Intended for healthcare professionals

Non-venous leg ulcers

Although the majority of leg ulcers are venous, there are many other possible causes of leg ulcer. The diagnostic challenge makes working with leg ulcers anything other than boring! The prevalence of leg ulcers has been estimated at 1.5 per 1,000 but rises sharply to 20 per 1,000 in the over-80s. Leg ulcers are, therefore, a common problem and are likely to rise in number with an increasingly elderly population. In this article we will discuss the assessment of the patient with a leg ulcer, highlight the features that may suggest a nonvenous cause for an ulcer, and discuss some of the more important causes of ulceration.
Dermatology in practice 2000; 8(5): 22–25

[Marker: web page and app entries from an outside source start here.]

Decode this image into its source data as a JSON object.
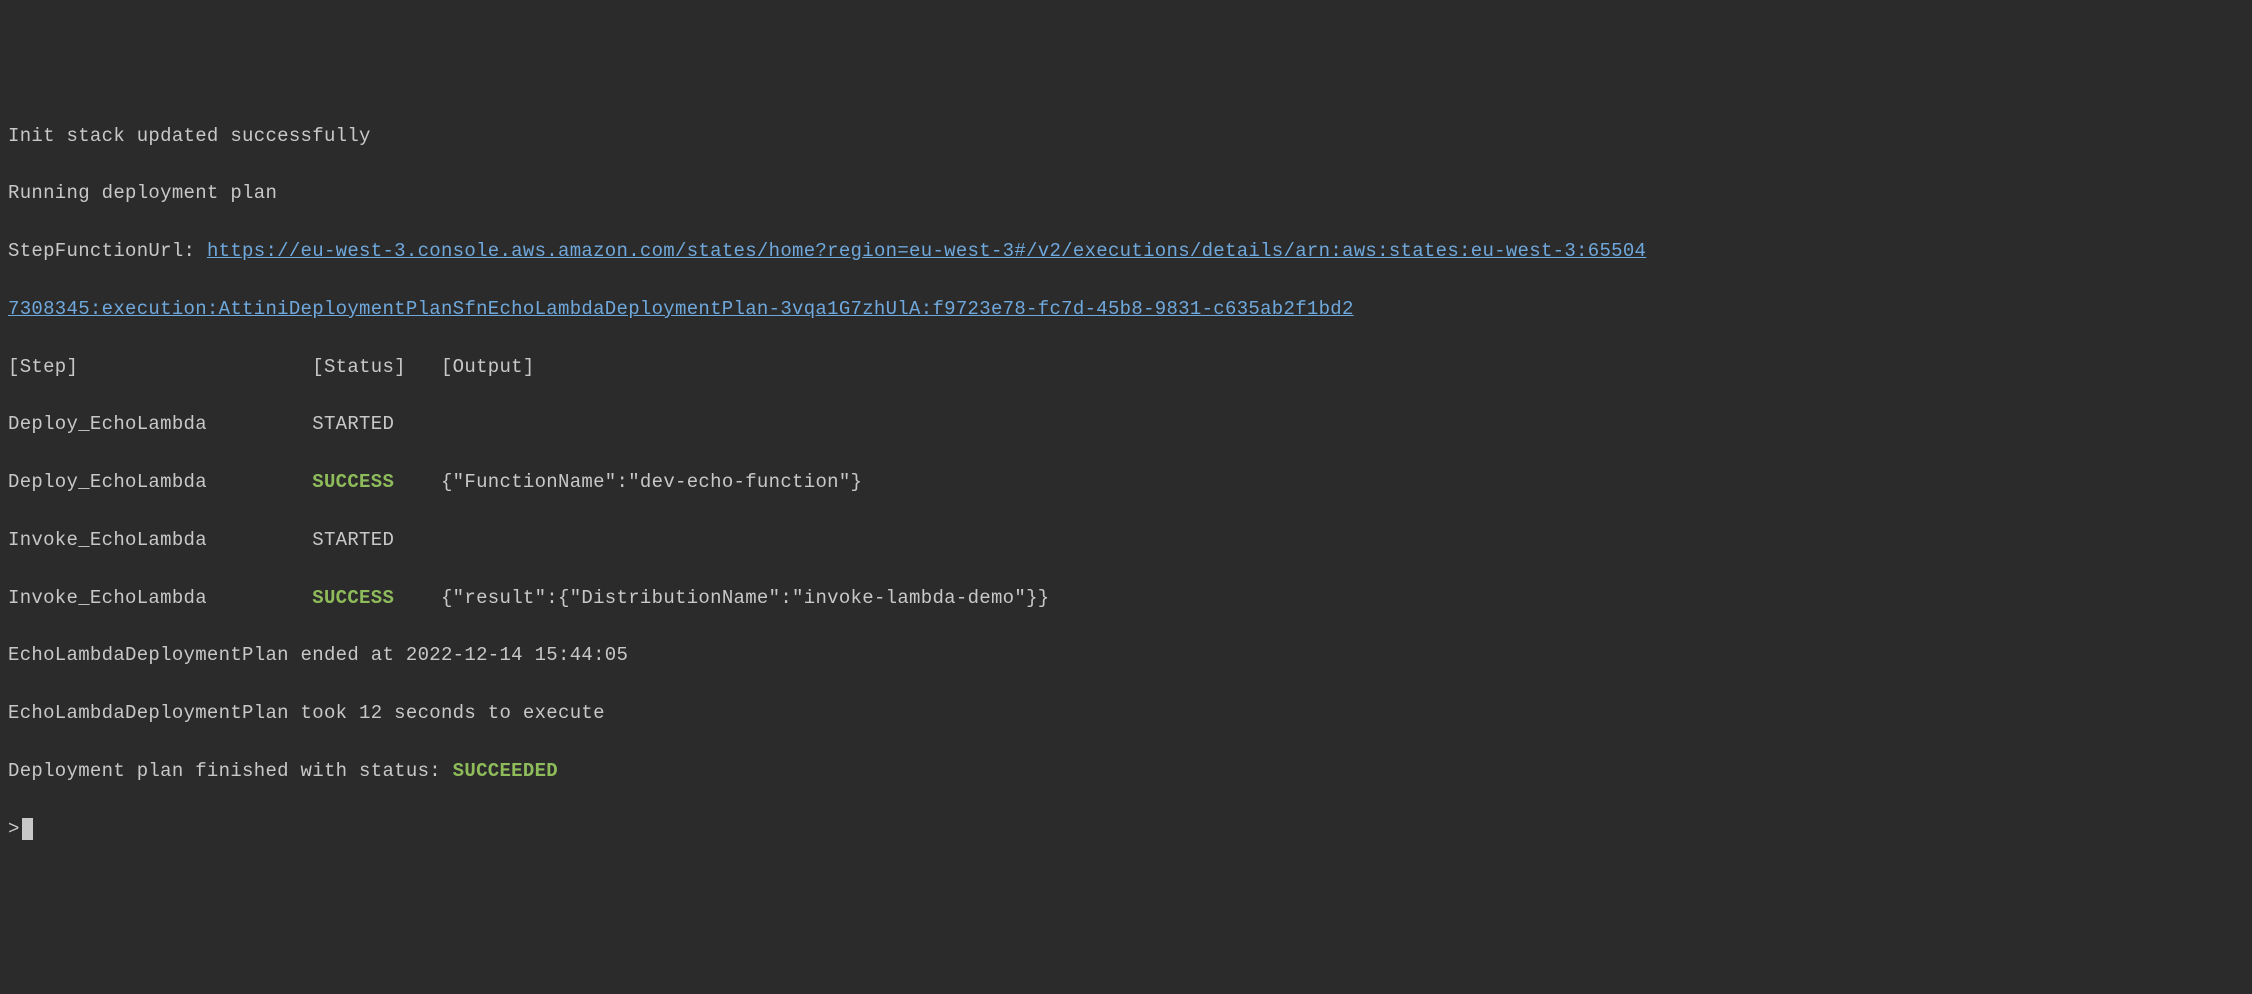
{
  "lines": {
    "l1": "Init stack updated successfully",
    "l2": "Running deployment plan",
    "l3_prefix": "StepFunctionUrl: ",
    "l3_link": "https://eu-west-3.console.aws.amazon.com/states/home?region=eu-west-3#/v2/executions/details/arn:aws:states:eu-west-3:65504",
    "l4_link": "7308345:execution:AttiniDeploymentPlanSfnEchoLambdaDeploymentPlan-3vqa1G7zhUlA:f9723e78-fc7d-45b8-9831-c635ab2f1bd2",
    "header": {
      "step": "[Step]",
      "status": "[Status]",
      "output": "[Output]"
    },
    "rows": [
      {
        "step": "Deploy_EchoLambda",
        "status": "STARTED",
        "output": ""
      },
      {
        "step": "Deploy_EchoLambda",
        "status": "SUCCESS",
        "output": "{\"FunctionName\":\"dev-echo-function\"}"
      },
      {
        "step": "Invoke_EchoLambda",
        "status": "STARTED",
        "output": ""
      },
      {
        "step": "Invoke_EchoLambda",
        "status": "SUCCESS",
        "output": "{\"result\":{\"DistributionName\":\"invoke-lambda-demo\"}}"
      }
    ],
    "l10": "EchoLambdaDeploymentPlan ended at 2022-12-14 15:44:05",
    "l11": "EchoLambdaDeploymentPlan took 12 seconds to execute",
    "l12_prefix": "Deployment plan finished with status: ",
    "l12_status": "SUCCEEDED",
    "prompt": ">"
  },
  "layout": {
    "step_width": 26,
    "status_width": 11
  }
}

To continue reading this article, please sign in or register.